On the outside of the building the station name no longer reads ‘Arbroath’ but ‘Ar oath’ which to the unenlightened tourist might momentarily pass for the original Pictish spelling, but not to the hundreds of Arbroathians who use the facility every day.

Councillor David Fairweather said that the sign had been an issue he had been aware of for some time.

He continued: “It’s one of those problems that has been left for so long that nothing seems to get done about it.

“However, I understand that ScotRail are planning on doing something about it shortly, which is good.

“It’s typical of big companies that they take such a long time to make repairs and have to be cajoled into doing something.”

He likened the situation with the sign to the problems that had so recently been raised in the Herald regarding the state of the waste ground at Robert Street which also belongs to the railway company.

A spokesperson for ScotRail said that they were aware of the issue regarding the sign and stated: “Repairs to the station sign at Arbroath will be carried out within two weeks.”

The spokesperson also mentioned that Arbroath was a leading light in their ‘Adopt a station’ scheme.

It encourages communities to get involved with the decoration of the station, and in the case of Arbroath there has been a strong response.

Local primary school pupils have supplied artwork of the town and a host of planters on the platform contain flowers and shrubs maintained by students at Angus College.

The Abbey Timethemes historical performance troupe also store their costumes and equipment on station premises and they were involved in the unveiling of the large painting by Charles Anderson depicting the signing of the Declaration of Independence.

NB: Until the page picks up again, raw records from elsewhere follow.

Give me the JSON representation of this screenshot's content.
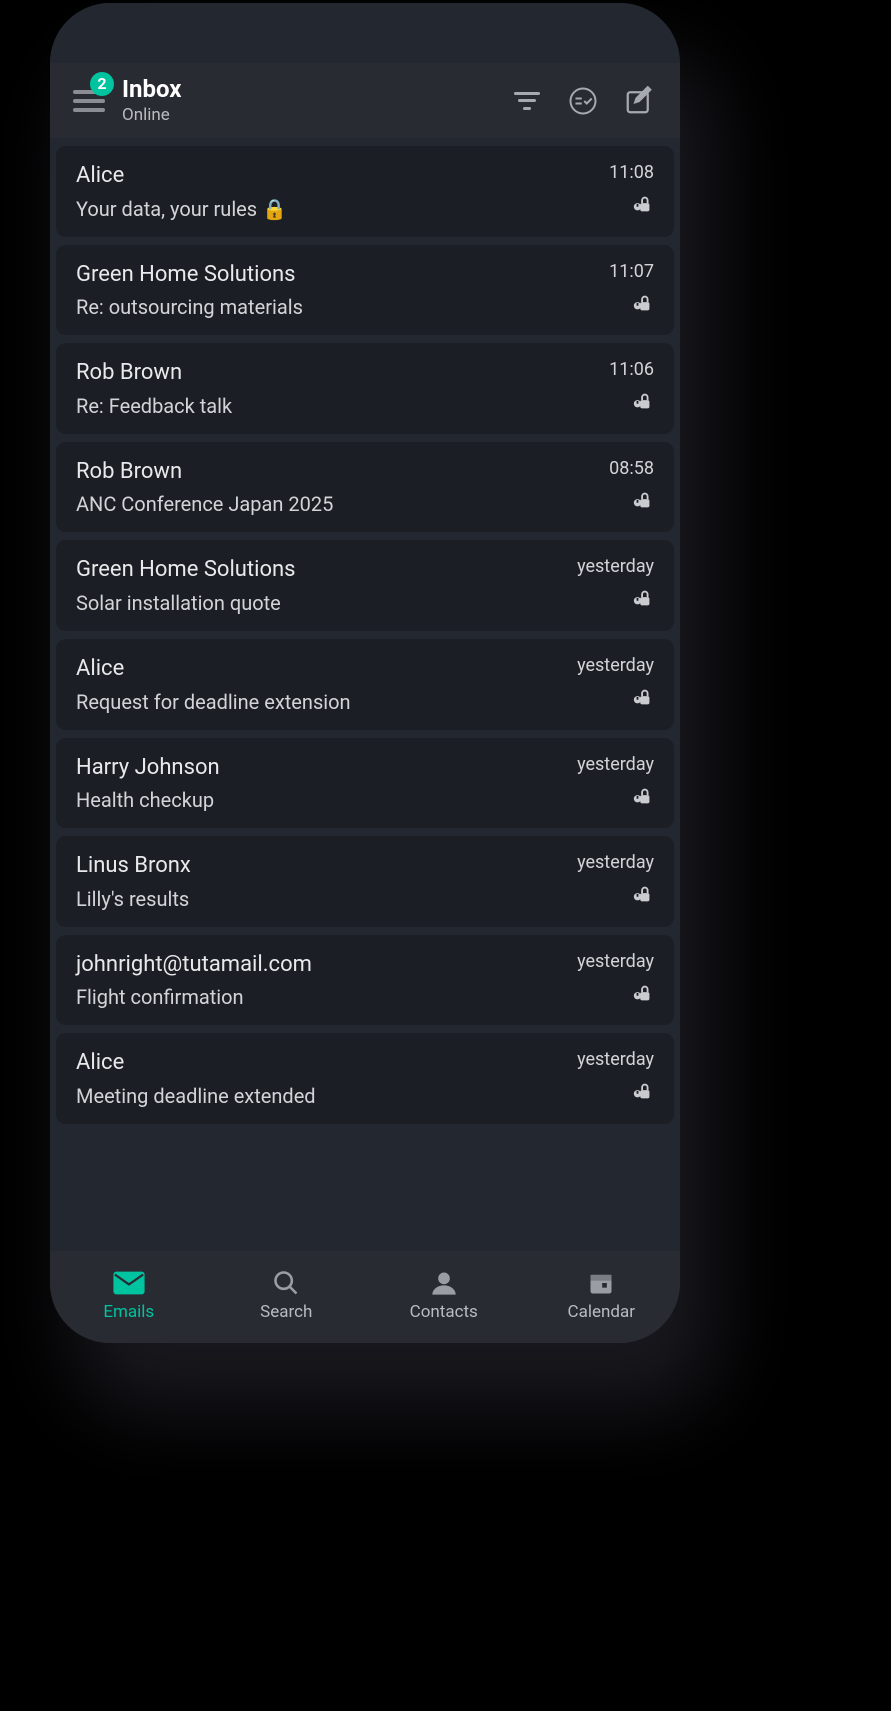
{
  "header": {
    "title": "Inbox",
    "subtitle": "Online",
    "badge": "2"
  },
  "emails": [
    {
      "sender": "Alice",
      "subject": "Your data, your rules 🔒",
      "time": "11:08"
    },
    {
      "sender": "Green Home Solutions",
      "subject": "Re: outsourcing materials",
      "time": "11:07"
    },
    {
      "sender": "Rob Brown",
      "subject": "Re: Feedback talk",
      "time": "11:06"
    },
    {
      "sender": "Rob Brown",
      "subject": "ANC Conference Japan 2025",
      "time": "08:58"
    },
    {
      "sender": "Green Home Solutions",
      "subject": "Solar installation quote",
      "time": "yesterday"
    },
    {
      "sender": "Alice",
      "subject": "Request for deadline extension",
      "time": "yesterday"
    },
    {
      "sender": "Harry Johnson",
      "subject": "Health checkup",
      "time": "yesterday"
    },
    {
      "sender": "Linus Bronx",
      "subject": "Lilly's results",
      "time": "yesterday"
    },
    {
      "sender": "johnright@tutamail.com",
      "subject": "Flight confirmation",
      "time": "yesterday"
    },
    {
      "sender": "Alice",
      "subject": "Meeting deadline extended",
      "time": "yesterday"
    }
  ],
  "nav": {
    "emails": "Emails",
    "search": "Search",
    "contacts": "Contacts",
    "calendar": "Calendar"
  },
  "colors": {
    "accent": "#00c3a0"
  }
}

The station building itself was opened in 1911, and this was marked in April with a performance by Arbroath Abbey Timethemes.